Her congressman helped her get a job as a copyist at the Patent Office in Washington, DC. She was working there when the Civil War (1861–1865) began. After the Baltimore Riots, a trainload of soldiers arrived in Washington with no baggage or supplies. Clara helped take care for them and gather some of the necessary supplies. After the First Battle of Bull Run, Clara advertised in the Worcester, Massachusetts Spy magazine for medical supplies to treat wounded soldiers. Her ads were successful, and she began an organization to distribute bandages, socks, and other supplies. The US Surgeon General, William A. Hammond, gave her permission to travel to places where fighting was taking place. Clara did not work primarily as a nurse during the war; she was important because she obtained and passed out supplies where they were needed. She became known as the “Angel of the Battlefield.”
In 1865, at Camp Parole, Maryland, she decided to organize a group to find soldiers listed as missing in action. Clara also went to Georgia to identify Union soldiers in unmarked graves at Andersonville, the Confederate prison camp. She helped set up a national cemetery there. She became the first woman bureau head in the United States government when she was appointed head of the Missing Person Office. In coordination with the Bureau of Records, the organizations identified nearly twenty thousand soldiers so that families could know what happened to their loved ones. This was about one-tenth of the total number of missing or unidentified in the Civil War.

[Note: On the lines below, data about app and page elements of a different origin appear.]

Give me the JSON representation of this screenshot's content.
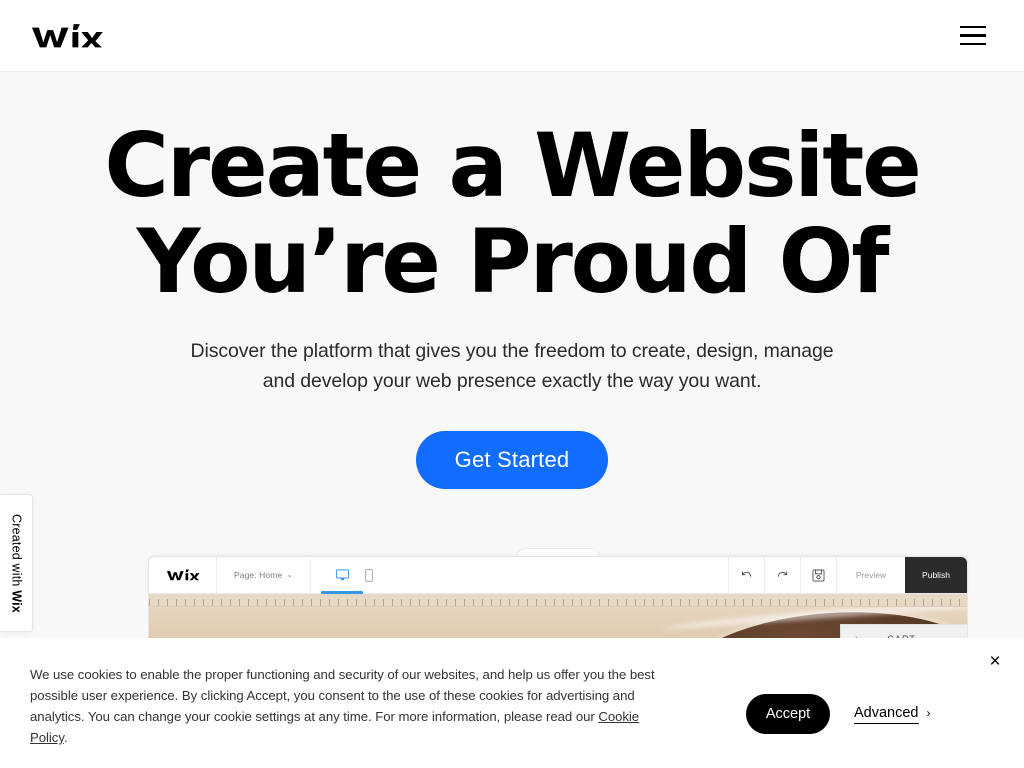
{
  "header": {
    "logo_alt": "Wix",
    "menu_label": "Menu"
  },
  "hero": {
    "title_line1": "Create a Website",
    "title_line2": "You’re Proud Of",
    "subtitle": "Discover the platform that gives you the freedom to create, design, manage and develop your web presence exactly the way you want.",
    "cta_label": "Get Started",
    "cta_color": "#116dff"
  },
  "created_badge": {
    "prefix": "Created with ",
    "brand": "Wix"
  },
  "editor": {
    "logo_alt": "Wix",
    "page_label": "Page: Home",
    "page_chevron": "⌄",
    "device_desktop": "desktop-view",
    "device_mobile": "mobile-view",
    "undo_label": "Undo",
    "redo_label": "Redo",
    "save_label": "Save",
    "preview_label": "Preview",
    "publish_label": "Publish",
    "cart_label": "CART",
    "cart_chevron": "›"
  },
  "cookie": {
    "body": "We use cookies to enable the proper functioning and security of our websites, and help us offer you the best possible user experience. By clicking Accept, you consent to the use of these cookies for advertising and analytics. You can change your cookie settings at any time. For more information, please read our ",
    "link_label": "Cookie Policy",
    "body_tail": ".",
    "accept_label": "Accept",
    "advanced_label": "Advanced",
    "advanced_chevron": "›",
    "close_label": "×"
  }
}
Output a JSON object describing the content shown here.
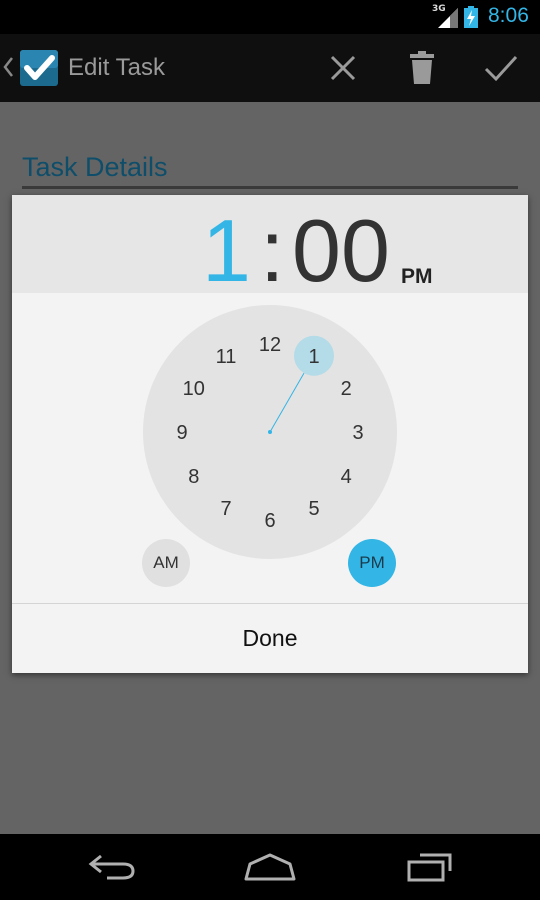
{
  "status_bar": {
    "network": "3G",
    "time": "8:06"
  },
  "action_bar": {
    "title": "Edit Task"
  },
  "content": {
    "section_title": "Task Details"
  },
  "time_picker": {
    "hour": "1",
    "colon": ":",
    "minutes": "00",
    "ampm": "PM",
    "dial_numbers": [
      "12",
      "1",
      "2",
      "3",
      "4",
      "5",
      "6",
      "7",
      "8",
      "9",
      "10",
      "11"
    ],
    "selected_hour": 1,
    "am_label": "AM",
    "pm_label": "PM",
    "selected_period": "PM",
    "done_label": "Done"
  },
  "colors": {
    "accent": "#33b5e5",
    "title_blue": "#0f4e6a",
    "dial_bg": "#e3e3e3"
  },
  "icons": [
    "back-caret-icon",
    "app-check-icon",
    "close-icon",
    "trash-icon",
    "check-icon",
    "nav-back-icon",
    "nav-home-icon",
    "nav-recent-icon"
  ]
}
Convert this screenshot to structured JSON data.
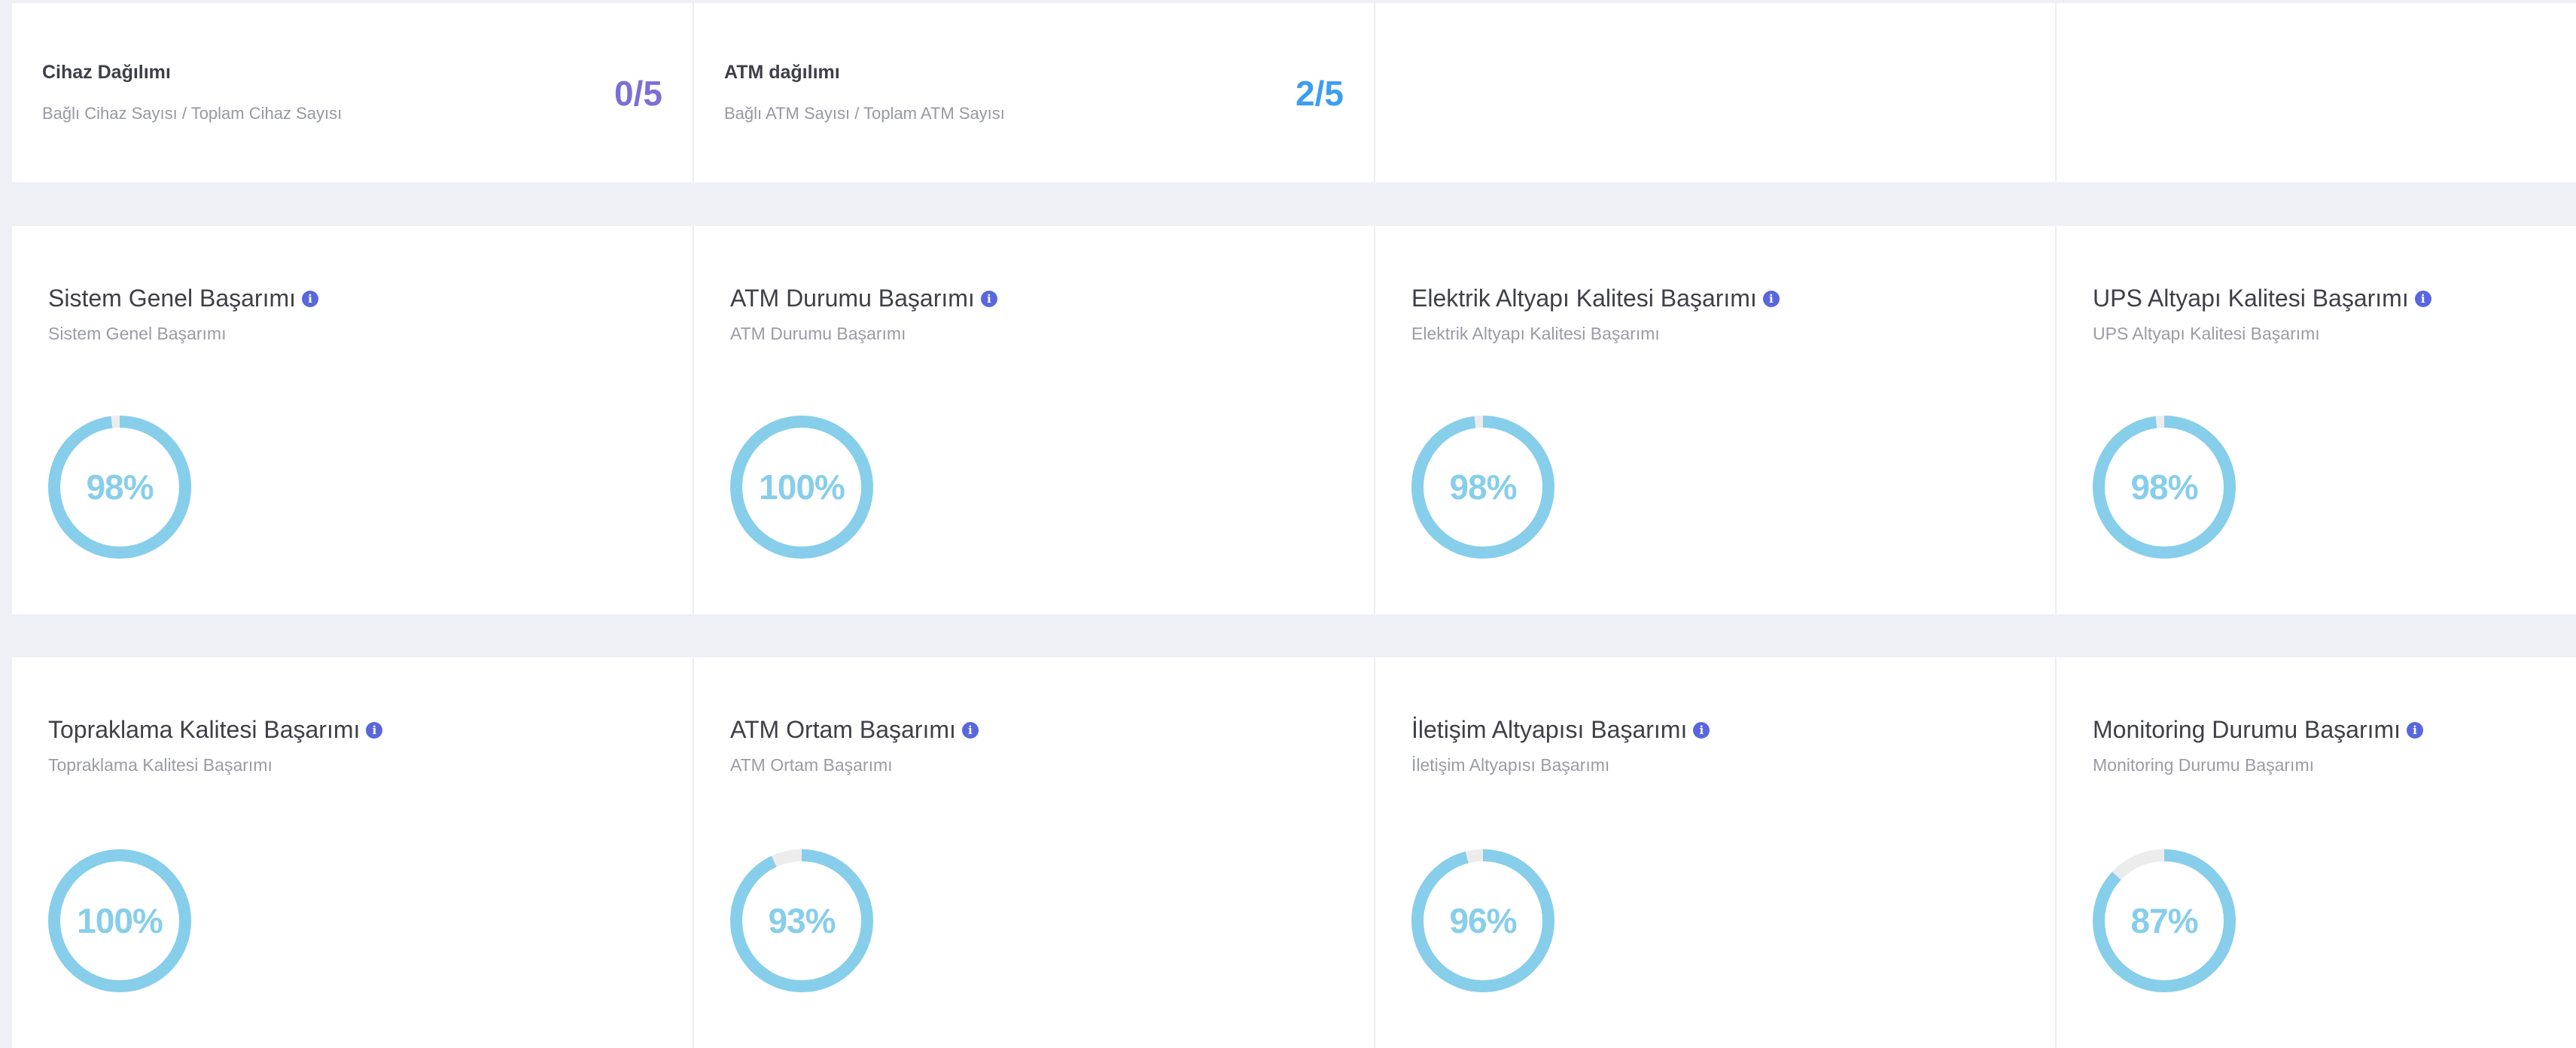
{
  "stats": [
    {
      "title": "Cihaz Dağılımı",
      "subtitle": "Bağlı Cihaz Sayısı / Toplam Cihaz Sayısı",
      "value": "0/5",
      "color": "#7b6fd6"
    },
    {
      "title": "ATM dağılımı",
      "subtitle": "Bağlı ATM Sayısı / Toplam ATM Sayısı",
      "value": "2/5",
      "color": "#3d9ef0"
    }
  ],
  "performance": [
    {
      "title": "Sistem Genel Başarımı",
      "subtitle": "Sistem Genel Başarımı",
      "percent": 98,
      "label": "98%"
    },
    {
      "title": "ATM Durumu Başarımı",
      "subtitle": "ATM Durumu Başarımı",
      "percent": 100,
      "label": "100%"
    },
    {
      "title": "Elektrik Altyapı Kalitesi Başarımı",
      "subtitle": "Elektrik Altyapı Kalitesi Başarımı",
      "percent": 98,
      "label": "98%"
    },
    {
      "title": "UPS Altyapı Kalitesi Başarımı",
      "subtitle": "UPS Altyapı Kalitesi Başarımı",
      "percent": 98,
      "label": "98%"
    },
    {
      "title": "Topraklama Kalitesi Başarımı",
      "subtitle": "Topraklama Kalitesi Başarımı",
      "percent": 100,
      "label": "100%"
    },
    {
      "title": "ATM Ortam Başarımı",
      "subtitle": "ATM Ortam Başarımı",
      "percent": 93,
      "label": "93%"
    },
    {
      "title": "İletişim Altyapısı Başarımı",
      "subtitle": "İletişim Altyapısı Başarımı",
      "percent": 96,
      "label": "96%"
    },
    {
      "title": "Monitoring Durumu Başarımı",
      "subtitle": "Monitoring Durumu Başarımı",
      "percent": 87,
      "label": "87%"
    }
  ],
  "colors": {
    "ring_fill": "#87ceeb",
    "ring_track": "#ececec",
    "info_icon": "#5867dd"
  },
  "icons": {
    "info": "info-icon"
  }
}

In 1869, she went to Geneva, Switzerland, where she met officials of the recently organized International Red Cross. She worked to get the US Congress to agree to the Geneva Convention. This agreement resulted in the formation of the Red Cross, and it asked nations to agree to protect medical personnel on the battlefield. After she returned to the United States, she lived in Danville, New York. In 1877, she offered to lead the American branch of the International Red Cross. Besides helping during wartime, the American Red Cross provides relief for victims of epidemics and natural disasters like floods and earthquakes. Her work helping people in times of war and times of peace made her an eternal symbol of humanitarianism. She died on Good Friday, April 12, 1912, in Glen Echo, Maryland.